[Task]: In the listing below, find every line with the string "JSON" and pull it out.

[Input records]:
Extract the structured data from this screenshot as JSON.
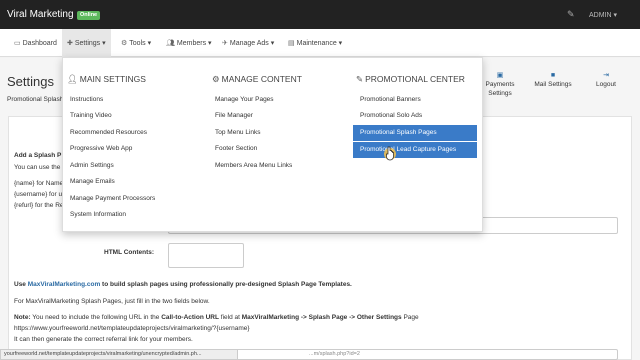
{
  "topbar": {
    "brand": "Viral Marketing",
    "badge": "Online",
    "user_menu": "ADMIN ▾",
    "tool_icon": "wrench-icon"
  },
  "nav": {
    "dashboard": "Dashboard",
    "settings": "Settings ▾",
    "tools": "Tools ▾",
    "members": "Members ▾",
    "manage_ads": "Manage Ads ▾",
    "maintenance": "Maintenance ▾"
  },
  "page": {
    "title": "Settings",
    "breadcrumb": "Promotional Splash",
    "tools": [
      {
        "icon": "payments-icon",
        "label": "Payments Settings"
      },
      {
        "icon": "mail-icon",
        "label": "Mail Settings"
      },
      {
        "icon": "logout-icon",
        "label": "Logout"
      }
    ]
  },
  "menu": {
    "main_settings": {
      "heading": "MAIN SETTINGS",
      "items": [
        "Instructions",
        "Training Video",
        "Recommended Resources",
        "Progressive Web App",
        "Admin Settings",
        "Manage Emails",
        "Manage Payment Processors",
        "System Information"
      ]
    },
    "manage_content": {
      "heading": "MANAGE CONTENT",
      "items": [
        "Manage Your Pages",
        "File Manager",
        "Top Menu Links",
        "Footer Section",
        "Members Area Menu Links"
      ]
    },
    "promotional_center": {
      "heading": "PROMOTIONAL CENTER",
      "items": [
        "Promotional Banners",
        "Promotional Solo Ads",
        "Promotional Splash Pages",
        "Promotional Lead Capture Pages"
      ]
    }
  },
  "form": {
    "add_heading": "Add a Splash P",
    "intro": "You can use the",
    "tag_name": "{name} for Name",
    "tag_username": "{username} for u",
    "tag_refurl": "{refurl} for the Re",
    "html_label": "HTML Contents:",
    "use_prefix": "Use ",
    "use_link": "MaxViralMarketing.com",
    "use_suffix": " to build splash pages using professionally pre-designed Splash Page Templates.",
    "fill_note": "For MaxViralMarketing Splash Pages, just fill in the two fields below.",
    "note_label": "Note:",
    "note_1": " You need to include the following URL in the ",
    "note_cta": "Call-to-Action URL",
    "note_2": " field at ",
    "note_path": "MaxViralMarketing -> Splash Page -> Other Settings",
    "note_3": " Page",
    "note_url": "https://www.yourfreeworld.net/templateupdateprojects/viralmarketing/?{username}",
    "note_final": "It can then generate the correct referral link for your members.",
    "bottom_url": "...m/splash.php?id=2"
  },
  "status_url": "yourfreeworld.net/templateupdateprojects/viralmarketing/unencrypted/admin.ph..."
}
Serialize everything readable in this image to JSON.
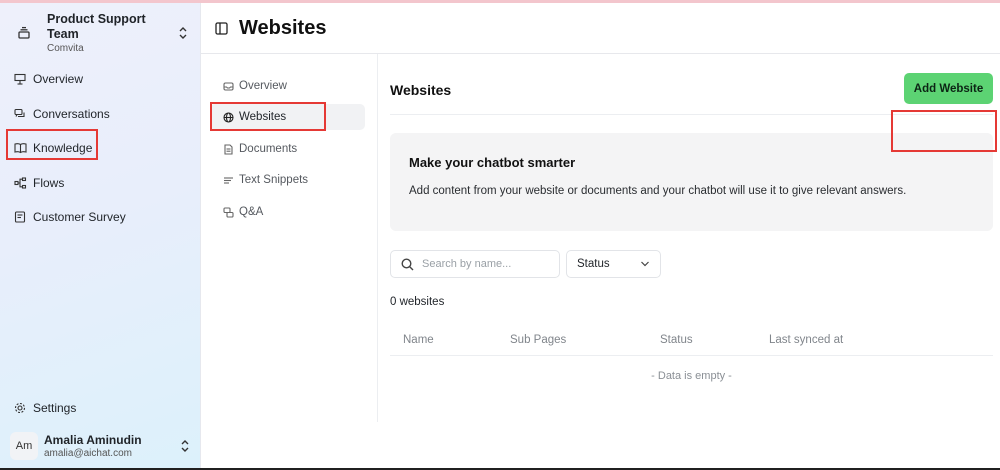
{
  "team": {
    "name": "Product Support Team",
    "org": "Comvita"
  },
  "sidebar": {
    "items": [
      {
        "label": "Overview",
        "icon": "presentation-icon"
      },
      {
        "label": "Conversations",
        "icon": "chat-bubbles-icon"
      },
      {
        "label": "Knowledge",
        "icon": "book-open-icon"
      },
      {
        "label": "Flows",
        "icon": "flow-icon"
      },
      {
        "label": "Customer Survey",
        "icon": "survey-icon"
      }
    ],
    "settings_label": "Settings"
  },
  "user": {
    "initials": "Am",
    "name": "Amalia Aminudin",
    "email": "amalia@aichat.com"
  },
  "header": {
    "title": "Websites"
  },
  "subnav": {
    "items": [
      {
        "label": "Overview",
        "icon": "inbox-icon"
      },
      {
        "label": "Websites",
        "icon": "globe-icon",
        "active": true
      },
      {
        "label": "Documents",
        "icon": "document-icon"
      },
      {
        "label": "Text Snippets",
        "icon": "text-lines-icon"
      },
      {
        "label": "Q&A",
        "icon": "qa-icon"
      }
    ]
  },
  "main": {
    "title": "Websites",
    "add_button_label": "Add Website",
    "info": {
      "title": "Make your chatbot smarter",
      "text": "Add content from your website or documents and your chatbot will use it to give relevant answers."
    },
    "search": {
      "placeholder": "Search by name..."
    },
    "status_filter": {
      "selected": "Status"
    },
    "count_text": "0 websites",
    "table": {
      "columns": [
        "Name",
        "Sub Pages",
        "Status",
        "Last synced at"
      ],
      "empty_text": "- Data is empty -"
    }
  },
  "colors": {
    "accent_green": "#5cd373",
    "annotation_red": "#e53935"
  }
}
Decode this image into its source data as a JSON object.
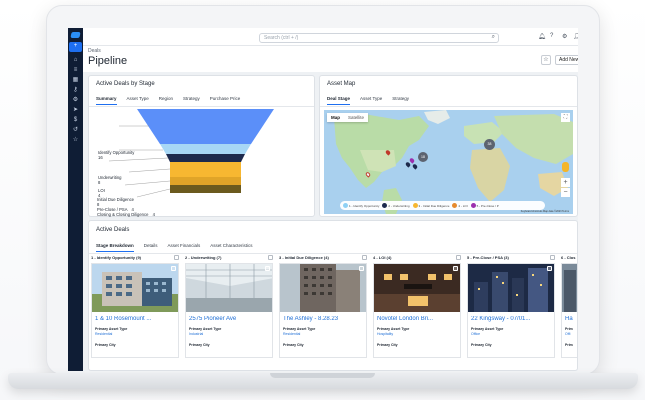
{
  "topbar": {
    "search_placeholder": "Search (ctrl + /)"
  },
  "header": {
    "breadcrumb": "Deals",
    "title": "Pipeline",
    "add_button": "Add New Deal"
  },
  "stage_chart": {
    "title": "Active Deals by Stage",
    "tabs": [
      "Summary",
      "Asset Type",
      "Region",
      "Strategy",
      "Purchase Price"
    ],
    "active_tab": "Summary",
    "stages": [
      {
        "name": "Identify Opportunity",
        "count": "16"
      },
      {
        "name": "Underwriting",
        "count": "8"
      },
      {
        "name": "LOI",
        "count": "4"
      },
      {
        "name": "Initial Due Diligence",
        "count": "8"
      },
      {
        "name": "Pre-Close / PSA",
        "count": "4"
      },
      {
        "name": "Closing & Closing Diligence",
        "count": "4"
      }
    ],
    "colors": [
      "#5b8ff9",
      "#a7d7f5",
      "#1d2a4d",
      "#f7b731",
      "#e0a428",
      "#6b5a1e"
    ]
  },
  "asset_map": {
    "title": "Asset Map",
    "tabs": [
      "Deal Stage",
      "Asset Type",
      "Strategy"
    ],
    "active_tab": "Deal Stage",
    "map_button": "Map",
    "satellite_button": "Satellite",
    "clusters": [
      "38",
      "18"
    ],
    "legend": [
      {
        "label": "1 - Identify Opportunity",
        "color": "#8fd1f5"
      },
      {
        "label": "2 - Underwriting",
        "color": "#1d2a4d"
      },
      {
        "label": "3 - Initial Due Diligence",
        "color": "#f7b731"
      },
      {
        "label": "4 - LOI",
        "color": "#e68a2e"
      },
      {
        "label": "5 - Pre-Close / P",
        "color": "#9b2fae"
      }
    ],
    "footer": "Keyboard shortcuts   Map data ©2023   Terms"
  },
  "active_deals": {
    "title": "Active Deals",
    "tabs": [
      "Stage Breakdown",
      "Details",
      "Asset Financials",
      "Asset Characteristics"
    ],
    "active_tab": "Stage Breakdown",
    "stages": [
      {
        "header": "1 - Identify Opportunity (9)",
        "deal": {
          "name": "1 & 10 Rosemount ...",
          "asset_label": "Primary Asset Type",
          "asset": "Residential",
          "city_label": "Primary City"
        }
      },
      {
        "header": "2 - Underwriting (7)",
        "deal": {
          "name": "2575 Pioneer Ave",
          "asset_label": "Primary Asset Type",
          "asset": "Industrial",
          "city_label": "Primary City"
        }
      },
      {
        "header": "3 - Initial Due Diligence (4)",
        "deal": {
          "name": "The Ashley - 8.28.23",
          "asset_label": "Primary Asset Type",
          "asset": "Residential",
          "city_label": "Primary City"
        }
      },
      {
        "header": "4 - LOI (4)",
        "deal": {
          "name": "Novotel London Bri...",
          "asset_label": "Primary Asset Type",
          "asset": "Hospitality",
          "city_label": "Primary City"
        }
      },
      {
        "header": "5 - Pre-Close / PSA (3)",
        "deal": {
          "name": "22 Kingsway - 07/01...",
          "asset_label": "Primary Asset Type",
          "asset": "Office",
          "city_label": "Primary City"
        }
      },
      {
        "header": "6 - Clos",
        "deal": {
          "name": "Ha",
          "asset_label": "Prim",
          "asset": "Offi",
          "city_label": "Prim"
        }
      }
    ]
  }
}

[Output]:
Extract the structured data from this screenshot as JSON.
Serialize everything readable in this image to JSON.
Decode this image into its source data as a JSON object.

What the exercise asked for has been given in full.